The Prescott City Council gave its unanimous support to a proposed K-9 program at its meeting Monday evening at the City-Library Building.
Interim Prescott Police Chief Doug Ducklow and Sergeant Jesse Neely along with Prescott Chamber of Commerce President Lisa Johnson made the pitch to the council to support a resolution giving the city’s support of the program. They were able to assuage the council by stressing that have a police dog will only cost the city no more than $500 a year in support costs and much of the start-up and other costs for training, a specialized patrol car and equipment will be handled by the Prescott K-9 Foundation, set up in the memory of former police chief Gary Krutke. The police dog has a usual service term of between 5-10 years if it stays healthy. Veterinary care will be taken care of by the foundation as well. Fundraising for the project needed the city’s support to proceed.
“Having a police dog is a valuable tool and an effective tool in the right situations,” Ducklow said. “If the dog is properly trained and handled, it can be a deterrent to crime.”
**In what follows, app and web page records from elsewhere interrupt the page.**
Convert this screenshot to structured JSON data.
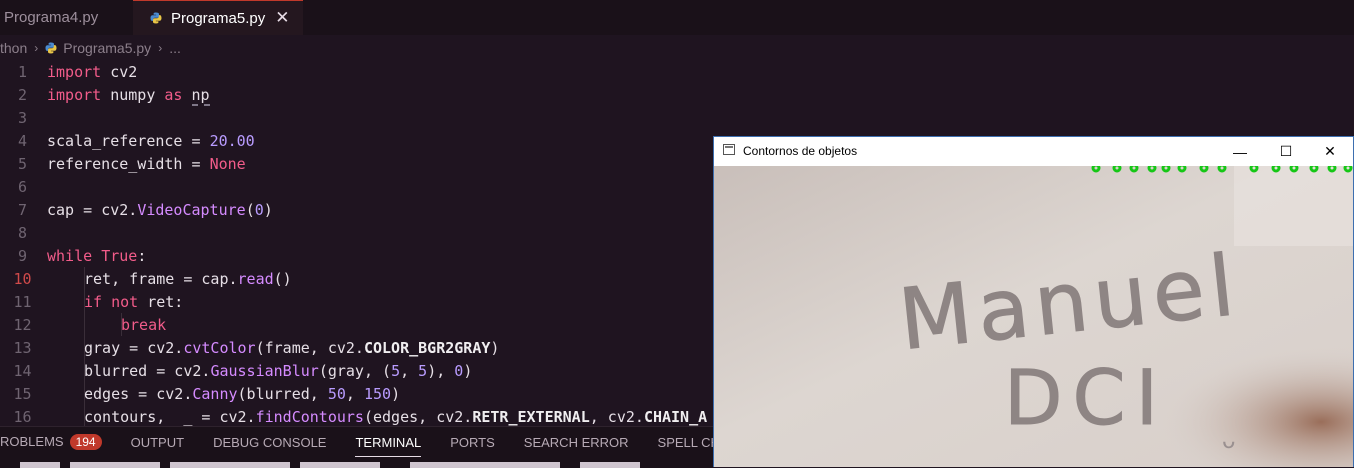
{
  "tabs": [
    {
      "label": "Programa4.py",
      "active": false
    },
    {
      "label": "Programa5.py",
      "active": true
    }
  ],
  "breadcrumb": {
    "root": "thon",
    "file": "Programa5.py",
    "more": "..."
  },
  "editor": {
    "active_line": "10",
    "lines": [
      {
        "n": "1"
      },
      {
        "n": "2"
      },
      {
        "n": "3"
      },
      {
        "n": "4"
      },
      {
        "n": "5"
      },
      {
        "n": "6"
      },
      {
        "n": "7"
      },
      {
        "n": "8"
      },
      {
        "n": "9"
      },
      {
        "n": "10"
      },
      {
        "n": "11"
      },
      {
        "n": "12"
      },
      {
        "n": "13"
      },
      {
        "n": "14"
      },
      {
        "n": "15"
      },
      {
        "n": "16"
      }
    ],
    "tokens": {
      "import": "import",
      "cv2": "cv2",
      "numpy": "numpy",
      "as": "as",
      "np": "np",
      "scala_ref": "scala_reference",
      "eq": " = ",
      "scala_val": "20.00",
      "ref_width": "reference_width",
      "none": "None",
      "cap": "cap",
      "cv2dot": "cv2.",
      "videocap": "VideoCapture",
      "zero": "0",
      "while": "while",
      "true": "True",
      "ret_frame": "ret, frame = cap.",
      "read": "read",
      "read_paren": "()",
      "if": "if",
      "not": "not",
      "ret": "ret:",
      "brk": "break",
      "gray_eq": "gray = cv2.",
      "cvtcolor": "cvtColor",
      "cvt_args": "(frame, cv2.",
      "bgr2gray": "COLOR_BGR2GRAY",
      "blur_eq": "blurred = cv2.",
      "gauss": "GaussianBlur",
      "gauss_a": "(gray, (",
      "five": "5",
      "comma": ", ",
      "edges_eq": "edges = cv2.",
      "canny": "Canny",
      "canny_a": "(blurred, ",
      "fifty": "50",
      "onefifty": "150",
      "cont_eq": "contours,  _ = cv2.",
      "findc": "findContours",
      "findc_a": "(edges, cv2.",
      "retr": "RETR_EXTERNAL",
      "chain": "CHAIN_A"
    }
  },
  "panel": {
    "tabs": [
      "ROBLEMS",
      "OUTPUT",
      "DEBUG CONSOLE",
      "TERMINAL",
      "PORTS",
      "SEARCH ERROR",
      "SPELL CHECKER"
    ],
    "problems_count": "194",
    "active_tab": "TERMINAL"
  },
  "window": {
    "title": "Contornos de objetos",
    "minimize": "—",
    "maximize": "☐",
    "close": "✕",
    "handwriting_line1": "Manuel",
    "handwriting_line2": "DCI",
    "handwriting_doodle": "ᴗ"
  }
}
Read the rest of what happened in the city council meeting in this week's print edition of the Prescott Journal, on newsstands Wednesday.